Scrolling through Instagram, it’s easy to think everyone’s romantic relationships are picture-perfect bliss. But, 1 in 4 women in the United States will experience severe physical violence at the hands of an intimate partner in her lifetime. Odds are, someone you know is one of the four.
What should you do if a friend confides in you about relationship violence? What if you suspect your friend is in an unhealthy relationship? The words you speak to a survivor of abuse are powerful. Even well-intentioned words of unsolicited advice can intensify the hurt of someone already suffering. On the other hand, your words of empathy and encouragement could be the catalyst for someone’s healing. Being prepared for those conversations makes all the difference.
Learn the signs and understand the situation
Domestic violence is a pattern of abusive behavior in a relationship used to gain power and control over another person. Abuse can take many forms— In addition to overt physical force, abuse can consist of threats, coercively controlling all finances, using children as leverage, playing mind games, humiliation and name calling, and isolation from family and friends. Look for warning signs of a potentially abusive relationship: possessive and controlling behavior, a short temper, restricting a partner’s ability to see loved ones, inhibiting work or schooling, substance abuse, and making harsh or demeaning verbal comments.
While difficult to understand from the outside, an individual in an abusive relationship may choose to stay for countless reasons. A survivor of domestic violence may fear being alone, worry about the impact on her kids, feel shame and embarrassment at the idea of someone finding out, lack the financial resources to live independently, and fear retaliation from her partner if she tries to leave. She may also sincerely love her partner and hope things will change.
It takes courage and vulnerability to open up about an experience of relationship abuse. Affirm your friend’s bravery and show compassion. Really listen to her story, and don’t immediately jump in and try to fix the situation. Every relationship and process of healing from abuse is different. Encouraging a friend to immediately leave an abusive situation may not be the best choice for her situation. In fact, attempting to leave an abusive partner exponentially increases the likelihood a partner will use lethal force in retaliation. Additionally, her religious beliefs, family, or other community may encourage her to stay in the relationship. Offer your friend hope and let her know you’re a safe and steady source of support.

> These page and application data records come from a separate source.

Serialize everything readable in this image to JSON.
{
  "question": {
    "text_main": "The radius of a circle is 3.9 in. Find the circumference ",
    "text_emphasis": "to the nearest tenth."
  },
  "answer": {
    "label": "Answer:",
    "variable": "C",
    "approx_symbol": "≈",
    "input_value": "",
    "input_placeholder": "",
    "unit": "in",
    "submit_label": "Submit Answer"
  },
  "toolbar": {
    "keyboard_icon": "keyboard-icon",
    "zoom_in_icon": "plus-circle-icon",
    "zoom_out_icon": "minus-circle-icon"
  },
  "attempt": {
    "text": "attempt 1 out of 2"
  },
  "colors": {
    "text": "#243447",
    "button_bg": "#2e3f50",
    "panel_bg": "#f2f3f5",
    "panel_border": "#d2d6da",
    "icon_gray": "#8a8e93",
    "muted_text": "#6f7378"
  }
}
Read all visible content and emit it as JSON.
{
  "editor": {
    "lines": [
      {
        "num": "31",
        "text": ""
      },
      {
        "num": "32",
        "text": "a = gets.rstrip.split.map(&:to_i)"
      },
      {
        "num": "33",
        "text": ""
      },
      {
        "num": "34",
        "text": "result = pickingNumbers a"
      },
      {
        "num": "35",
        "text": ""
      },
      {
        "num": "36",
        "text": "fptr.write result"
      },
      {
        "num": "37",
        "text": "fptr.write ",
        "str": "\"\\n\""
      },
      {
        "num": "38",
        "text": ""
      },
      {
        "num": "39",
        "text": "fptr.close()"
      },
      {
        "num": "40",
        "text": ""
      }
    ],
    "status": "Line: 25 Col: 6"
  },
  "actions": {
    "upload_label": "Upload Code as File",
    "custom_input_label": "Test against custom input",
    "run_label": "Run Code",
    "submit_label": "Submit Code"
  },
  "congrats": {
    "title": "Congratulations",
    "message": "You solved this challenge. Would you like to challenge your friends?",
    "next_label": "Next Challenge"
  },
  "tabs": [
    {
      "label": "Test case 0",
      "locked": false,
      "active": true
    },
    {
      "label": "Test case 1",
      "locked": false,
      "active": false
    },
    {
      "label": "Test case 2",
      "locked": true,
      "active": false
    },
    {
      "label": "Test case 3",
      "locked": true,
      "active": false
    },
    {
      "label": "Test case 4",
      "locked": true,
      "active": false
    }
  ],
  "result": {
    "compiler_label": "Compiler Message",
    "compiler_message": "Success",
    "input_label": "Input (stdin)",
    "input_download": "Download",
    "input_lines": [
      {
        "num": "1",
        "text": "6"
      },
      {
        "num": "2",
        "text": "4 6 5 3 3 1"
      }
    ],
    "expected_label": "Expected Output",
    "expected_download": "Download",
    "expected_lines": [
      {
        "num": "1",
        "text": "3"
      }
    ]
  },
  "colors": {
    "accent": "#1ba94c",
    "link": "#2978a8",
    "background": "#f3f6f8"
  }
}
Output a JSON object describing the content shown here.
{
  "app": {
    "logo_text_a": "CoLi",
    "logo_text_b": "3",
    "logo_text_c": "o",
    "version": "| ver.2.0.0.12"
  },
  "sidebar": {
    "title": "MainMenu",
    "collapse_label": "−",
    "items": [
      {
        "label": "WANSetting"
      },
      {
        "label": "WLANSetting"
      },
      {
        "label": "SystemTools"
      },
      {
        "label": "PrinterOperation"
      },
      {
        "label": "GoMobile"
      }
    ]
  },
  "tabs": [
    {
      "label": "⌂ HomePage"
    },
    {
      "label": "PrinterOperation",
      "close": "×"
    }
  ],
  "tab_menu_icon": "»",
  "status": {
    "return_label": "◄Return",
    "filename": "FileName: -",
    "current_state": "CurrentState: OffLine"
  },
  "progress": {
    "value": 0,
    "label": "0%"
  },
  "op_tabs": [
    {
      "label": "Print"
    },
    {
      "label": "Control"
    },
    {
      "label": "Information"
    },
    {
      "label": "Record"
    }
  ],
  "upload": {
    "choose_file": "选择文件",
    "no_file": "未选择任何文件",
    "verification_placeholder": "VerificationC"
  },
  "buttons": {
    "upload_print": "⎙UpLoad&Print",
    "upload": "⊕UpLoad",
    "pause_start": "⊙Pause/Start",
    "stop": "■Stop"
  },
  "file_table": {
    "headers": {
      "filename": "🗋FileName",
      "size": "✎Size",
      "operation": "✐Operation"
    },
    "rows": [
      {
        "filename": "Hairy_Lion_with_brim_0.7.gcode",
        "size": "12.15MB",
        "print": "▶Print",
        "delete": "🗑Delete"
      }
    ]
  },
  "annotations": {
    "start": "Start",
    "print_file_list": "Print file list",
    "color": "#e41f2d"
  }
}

- If you’re approaching a friend about a relationship you suspect may be abusive, share your observations about her interactions with her partner.
- Point to specific behaviors and explain how that behavior would make you feel if you were in her shoes.
- Ask her if she wants to talk about it and let her know she’s not alone, and always remind your friend the situation is not her fault.
- No matter the reason for the behavior, everyone is responsible for their own actions and no one deserves abuse.
Pass on resources
In addition to offering your support and a listening ear, pass on resources you think may help. Learn about organizations in your community offering services to domestic violence survivors. Local organizations may offer support groups, emergency shelters, hotlines, legal advocacy, and other resources that could be valuable for your friend. Once you learn about available resources, consider sharing that information spontaneously with your circle of influence— you never know who might be in need of help. National educational resources are available from the National Coalition Against Domestic Violence, National Resource Center on Domestic Violence, and The Mend Project. The National Domestic Violence Hotline offers confidential help 24/7 at 1-800-799-7233 (SAFE) or 1-800-787-3224 (TTY).
Domestic violence is far too common and very often overlooked. Take the time to educate yourself about domestic violence and learn about organizations working to reduce the statistics. Being available and prepared to talk about relationship violence with your friend may be the support she needs to recognize, escape, or heal from an abusive relationship.